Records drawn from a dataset
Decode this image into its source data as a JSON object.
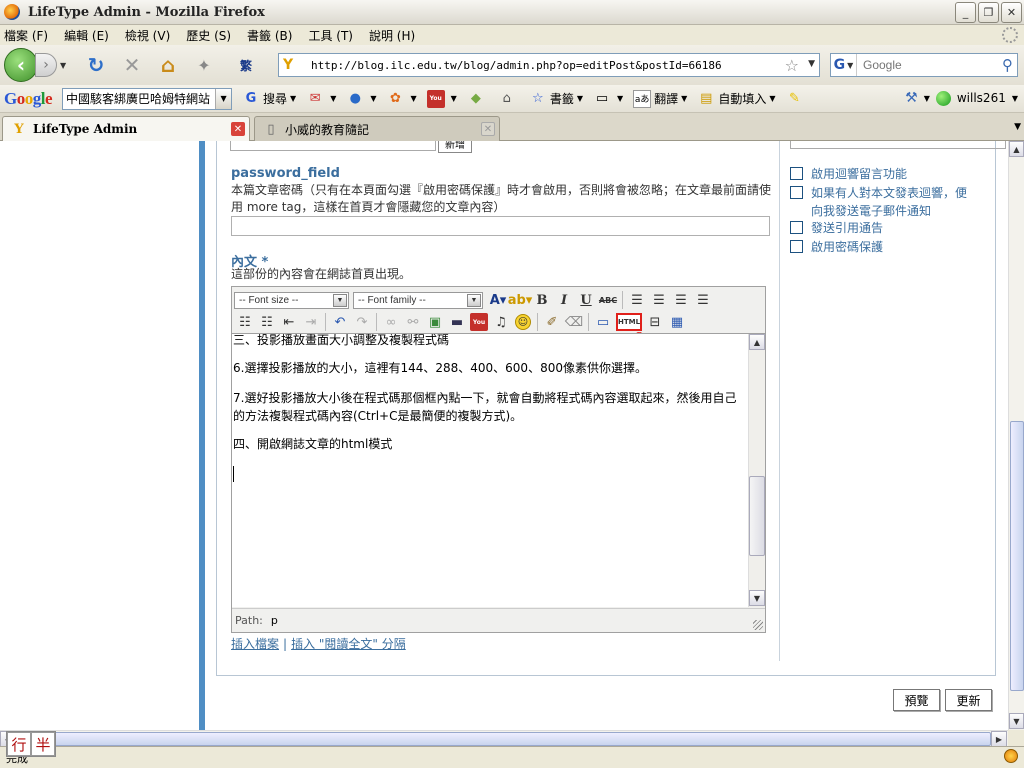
{
  "window": {
    "title": "LifeType Admin - Mozilla Firefox",
    "minimize": "_",
    "restore": "❐",
    "close": "✕"
  },
  "menu": {
    "items": [
      "檔案 (F)",
      "編輯 (E)",
      "檢視 (V)",
      "歷史 (S)",
      "書籤 (B)",
      "工具 (T)",
      "說明 (H)"
    ]
  },
  "nav": {
    "url": "http://blog.ilc.edu.tw/blog/admin.php?op=editPost&postId=66186",
    "kanji": "繁",
    "search_placeholder": "Google"
  },
  "google_toolbar": {
    "logo_letters": [
      "G",
      "o",
      "o",
      "g",
      "l",
      "e"
    ],
    "search_value": "中國駭客綁廣巴哈姆特網站",
    "search_label": "搜尋",
    "bookmarks_label": "書籤",
    "translate_label": "翻譯",
    "autofill_label": "自動填入",
    "user": "wills261"
  },
  "tabs": [
    {
      "label": "LifeType Admin",
      "active": true
    },
    {
      "label": "小威的教育隨記",
      "active": false
    }
  ],
  "form": {
    "top_button": "新增",
    "password_label": "password_field",
    "password_help": "本篇文章密碼（只有在本頁面勾選『啟用密碼保護』時才會啟用，否則將會被忽略；在文章最前面請使用 more tag，這樣在首頁才會隱藏您的文章內容）",
    "content_label": "內文 *",
    "content_help": "這部份的內容會在網誌首頁出現。"
  },
  "editor": {
    "font_size_placeholder": "-- Font size --",
    "font_family_placeholder": "-- Font family --",
    "html_button": "HTML",
    "annotation": "8",
    "lines": [
      "三、投影播放畫面大小調整及複製程式碼",
      "6.選擇投影播放的大小，這裡有144、288、400、600、800像素供你選擇。",
      "7.選好投影播放大小後在程式碼那個框內點一下，就會自動將程式碼內容選取起來，然後用自己的方法複製程式碼內容(Ctrl+C是最簡便的複製方式)。",
      "四、開啟網誌文章的html模式"
    ],
    "path_label": "Path:",
    "path_value": "p"
  },
  "links": {
    "insert_file": "插入檔案",
    "separator": "|",
    "insert_more": "插入 \"閱讀全文\" 分隔"
  },
  "options": [
    {
      "label": "啟用迴響留言功能"
    },
    {
      "label": "如果有人對本文發表迴響，便向我發送電子郵件通知"
    },
    {
      "label": "發送引用通告"
    },
    {
      "label": "啟用密碼保護"
    }
  ],
  "buttons": {
    "preview": "預覽",
    "update": "更新"
  },
  "statusbar": {
    "text": "完成",
    "ime_chars": [
      "行",
      "半"
    ]
  },
  "colors": {
    "label_blue": "#3b6e9e",
    "stripe_blue": "#4f8ec4",
    "highlight_red": "#e0201a"
  }
}
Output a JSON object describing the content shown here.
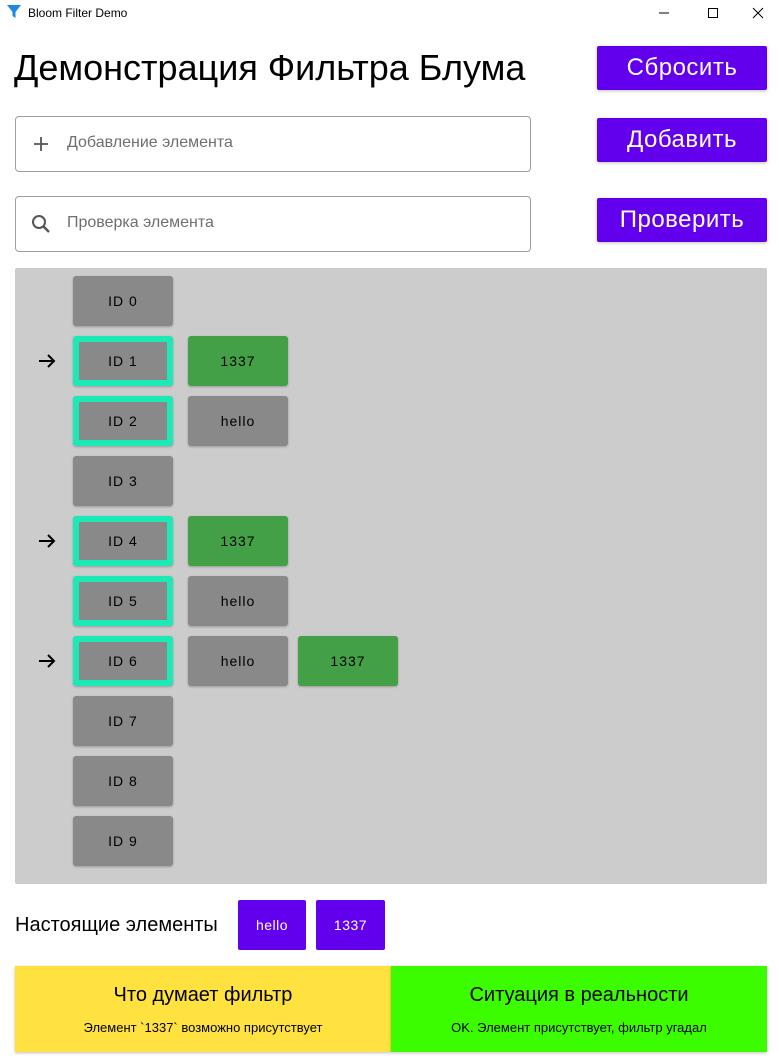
{
  "window": {
    "title": "Bloom Filter Demo"
  },
  "header": {
    "title": "Демонстрация Фильтра Блума"
  },
  "buttons": {
    "reset": "Сбросить",
    "add": "Добавить",
    "check": "Проверить"
  },
  "inputs": {
    "add": {
      "placeholder": "Добавление элемента",
      "value": ""
    },
    "check": {
      "placeholder": "Проверка элемента",
      "value": ""
    }
  },
  "rows": [
    {
      "id": "ID 0",
      "highlighted": false,
      "arrow": false,
      "items": []
    },
    {
      "id": "ID 1",
      "highlighted": true,
      "arrow": true,
      "items": [
        {
          "text": "1337",
          "match": true
        }
      ]
    },
    {
      "id": "ID 2",
      "highlighted": true,
      "arrow": false,
      "items": [
        {
          "text": "hello",
          "match": false
        }
      ]
    },
    {
      "id": "ID 3",
      "highlighted": false,
      "arrow": false,
      "items": []
    },
    {
      "id": "ID 4",
      "highlighted": true,
      "arrow": true,
      "items": [
        {
          "text": "1337",
          "match": true
        }
      ]
    },
    {
      "id": "ID 5",
      "highlighted": true,
      "arrow": false,
      "items": [
        {
          "text": "hello",
          "match": false
        }
      ]
    },
    {
      "id": "ID 6",
      "highlighted": true,
      "arrow": true,
      "items": [
        {
          "text": "hello",
          "match": false
        },
        {
          "text": "1337",
          "match": true
        }
      ]
    },
    {
      "id": "ID 7",
      "highlighted": false,
      "arrow": false,
      "items": []
    },
    {
      "id": "ID 8",
      "highlighted": false,
      "arrow": false,
      "items": []
    },
    {
      "id": "ID 9",
      "highlighted": false,
      "arrow": false,
      "items": []
    }
  ],
  "real_elements": {
    "label": "Настоящие элементы",
    "items": [
      "hello",
      "1337"
    ]
  },
  "status": {
    "filter": {
      "heading": "Что думает фильтр",
      "text": "Элемент `1337` возможно присутствует",
      "color": "#ffe23f"
    },
    "reality": {
      "heading": "Ситуация в реальности",
      "text": "OK. Элемент присутствует, фильтр угадал",
      "color": "#3cfd00"
    }
  },
  "colors": {
    "accent": "#6200ee",
    "highlight": "#1de9b6",
    "match": "#43a047",
    "cell": "#898989",
    "panel": "#cccccc"
  }
}
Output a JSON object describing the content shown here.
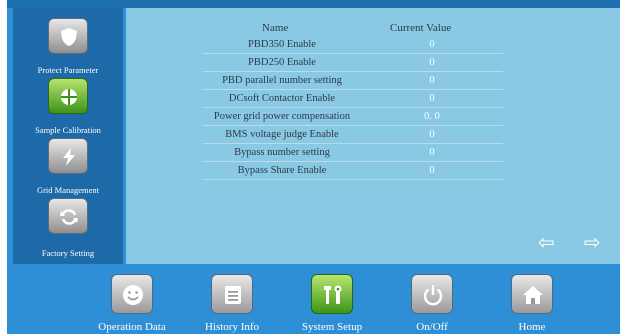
{
  "sidebar": {
    "items": [
      {
        "label": "Protect Parameter",
        "icon": "shield-icon",
        "active": false
      },
      {
        "label": "Sample Calibration",
        "icon": "target-icon",
        "active": true
      },
      {
        "label": "Grid Management",
        "icon": "lightning-icon",
        "active": false
      },
      {
        "label": "Factory Setting",
        "icon": "refresh-icon",
        "active": false
      }
    ]
  },
  "table": {
    "header_name": "Name",
    "header_value": "Current Value",
    "rows": [
      {
        "name": "PBD350 Enable",
        "value": "0"
      },
      {
        "name": "PBD250 Enable",
        "value": "0"
      },
      {
        "name": "PBD parallel number setting",
        "value": "0"
      },
      {
        "name": "DCsoft Contactor Enable",
        "value": "0"
      },
      {
        "name": "Power grid power compensation",
        "value": "0. 0"
      },
      {
        "name": "BMS voltage judge Enable",
        "value": "0"
      },
      {
        "name": "Bypass number setting",
        "value": "0"
      },
      {
        "name": "Bypass Share Enable",
        "value": "0"
      }
    ]
  },
  "pager": {
    "prev_icon": "arrow-left-icon",
    "next_icon": "arrow-right-icon",
    "prev_glyph": "⇦",
    "next_glyph": "⇨"
  },
  "bottom_nav": {
    "items": [
      {
        "label": "Operation Data",
        "icon": "smiley-icon",
        "active": false
      },
      {
        "label": "History Info",
        "icon": "document-icon",
        "active": false
      },
      {
        "label": "System Setup",
        "icon": "tools-icon",
        "active": true
      },
      {
        "label": "On/Off",
        "icon": "power-icon",
        "active": false
      },
      {
        "label": "Home",
        "icon": "home-icon",
        "active": false
      }
    ]
  },
  "colors": {
    "frame": "#2f8fd6",
    "sidebar": "#1e6aa8",
    "panel": "#8ac9e3",
    "active": "#5cb82a"
  }
}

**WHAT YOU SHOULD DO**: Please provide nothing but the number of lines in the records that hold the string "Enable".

**RESPONSE**: 5